ST. PAUL: Prosecutors in the federal trial of three former Minneapolis police officers in the murder of George Floyd have probed the department’s use of force training, a key issue at the heart of charges that officers violated the civil rights of Floyd.
The department’s training division commander testified Thursday that officers are trained to use the least amount of force necessary and that they have a duty to respond to inappropriate force.
Inspector Katie Blackwell said officers are required to try to de-escalate a situation and, if force is used, to stop once the person is no longer resisting and then provide any medical assistance necessary to which they are trained until the arrival of medical personnel.
Federal prosecutors say former officers J. Alexander Kueng, Thomas Lane and Tou Thao failed to act to save Floyd’s life on May 25, 2020, as fellow officer Derek Chauvin knelt on Floyd’s neck. black man for 9 1/2 minutes while Floyd was handcuffed, face down and out of breath. Kueng knelt on Floyd’s back, Lane held his legs, and Thao held back passers-by. Testimony resumes Friday.
Blackwell testified that it is essential to move someone who is restrained from a side-lying position, otherwise “the concern is that he will die in custody.” Body camera video shows Lane twice asking if they should roll Floyd to the side but was pushed away.
Blackwell reviewed department policy and the training required of all officers and noted that Thao, who has worked with the department since 2012, was certified in CPR and had completed several hours of training on defensive tactics, training on use of force and crisis response training while he was in the force. Blackwell did not go into Lane and Kueng’s specific training records until the end of testimony for the day.
Officers had responded to a 911 call indicating that Floyd, 46, had attempted to use a counterfeit $20 bill at a convenience store. The videotaped killing sparked global protests and a re-examination of racism and policing.
The question of whether officers deprived Floyd of medical help is a key part of the case, and prosecutors have sought to show jurors that paramedics were not given important information and that Floyd allegedly had to receive medical attention immediately.
An emergency physician on duty at the Hennepin County Medical Center when Floyd was brought in testified Thursday that it was too late to save Floyd.
Dr Bradford Langenfeld said paramedics told him that although they tried to resuscitate Floyd for around 30 minutes, he never found a pulse. He said further attempts to restart Floyd’s heart at the hospital had failed, and he pronounced Floyd dead after about half an hour.
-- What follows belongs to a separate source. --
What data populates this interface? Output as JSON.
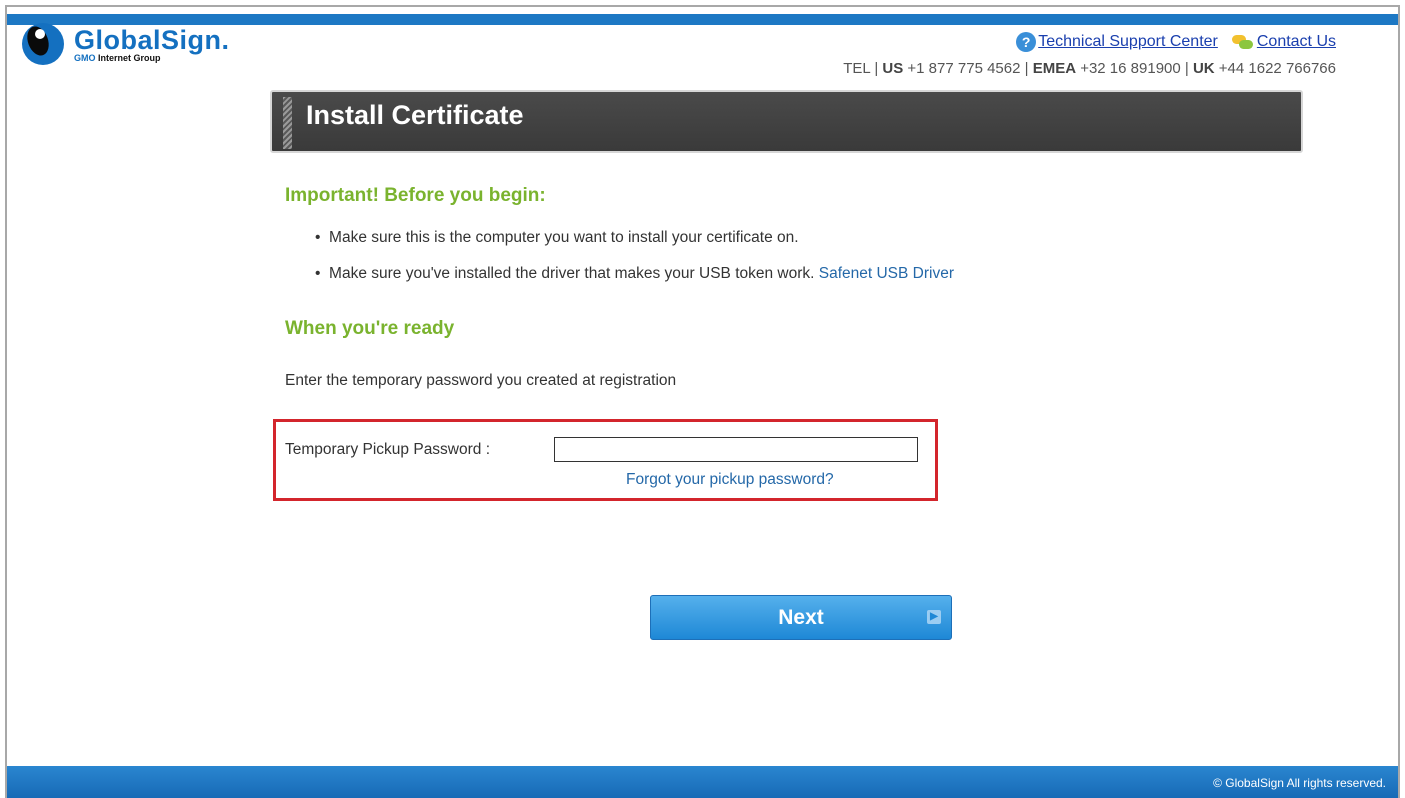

Kueng, who is black; Lane, who is white; and Thao, who is Hmong American, are all charged with willfully depriving Floyd of his constitutional rights while acting under the guise of the law. A charge against the three officers says they saw Floyd needing medical attention and did not help. A tally against Thao and Kueng says they didn’t intervene to stop Chauvin. Both counts allege that the officers’ actions resulted in Floyd’s death.
Prosecutors argued that the “voluntary” standard can be met by showing “patently wrongful conduct” that disenfranchised Floyd.
During opening statements, Kueng’s attorney, Tom Plunkett, said Chauvin called “all the blows” as the senior officer at the scene. Chauvin was convicted of murder and manslaughter in state court last year and also pleaded guilty in December to a federal civil rights charge.
Lane, Kueng and Thao will also face a separate trial in June for aiding and abetting murder and manslaughter.